The input:
++++++

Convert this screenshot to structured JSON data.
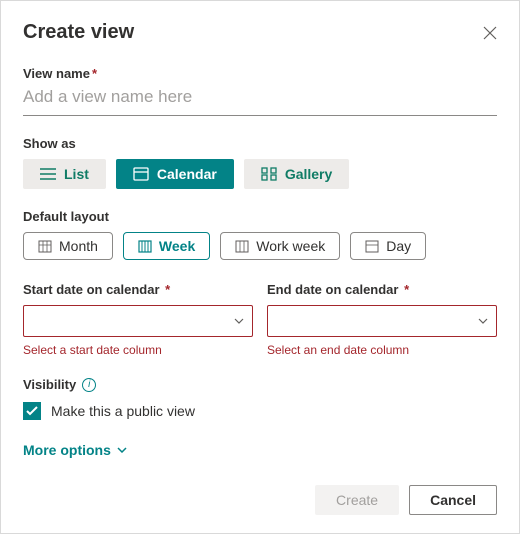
{
  "dialog": {
    "title": "Create view",
    "name_label": "View name",
    "name_placeholder": "Add a view name here",
    "name_value": "",
    "show_as_label": "Show as",
    "show_as": {
      "list": "List",
      "calendar": "Calendar",
      "gallery": "Gallery",
      "selected": "calendar"
    },
    "layout_label": "Default layout",
    "layout": {
      "month": "Month",
      "week": "Week",
      "workweek": "Work week",
      "day": "Day",
      "selected": "week"
    },
    "start_date_label": "Start date on calendar",
    "start_date_value": "",
    "start_date_error": "Select a start date column",
    "end_date_label": "End date on calendar",
    "end_date_value": "",
    "end_date_error": "Select an end date column",
    "visibility_label": "Visibility",
    "public_checked": true,
    "public_label": "Make this a public view",
    "more_options": "More options",
    "create_btn": "Create",
    "cancel_btn": "Cancel"
  },
  "colors": {
    "accent": "#038387",
    "error": "#a4262c"
  }
}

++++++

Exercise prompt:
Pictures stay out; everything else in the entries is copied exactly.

Task result:
Convert this screenshot to structured JSON data.
{
  "dialog": {
    "title": "Create view",
    "name_label": "View name",
    "name_placeholder": "Add a view name here",
    "name_value": "",
    "show_as_label": "Show as",
    "show_as": {
      "list": "List",
      "calendar": "Calendar",
      "gallery": "Gallery",
      "selected": "calendar"
    },
    "layout_label": "Default layout",
    "layout": {
      "month": "Month",
      "week": "Week",
      "workweek": "Work week",
      "day": "Day",
      "selected": "week"
    },
    "start_date_label": "Start date on calendar",
    "start_date_value": "",
    "start_date_error": "Select a start date column",
    "end_date_label": "End date on calendar",
    "end_date_value": "",
    "end_date_error": "Select an end date column",
    "visibility_label": "Visibility",
    "public_checked": true,
    "public_label": "Make this a public view",
    "more_options": "More options",
    "create_btn": "Create",
    "cancel_btn": "Cancel"
  },
  "colors": {
    "accent": "#038387",
    "error": "#a4262c"
  }
}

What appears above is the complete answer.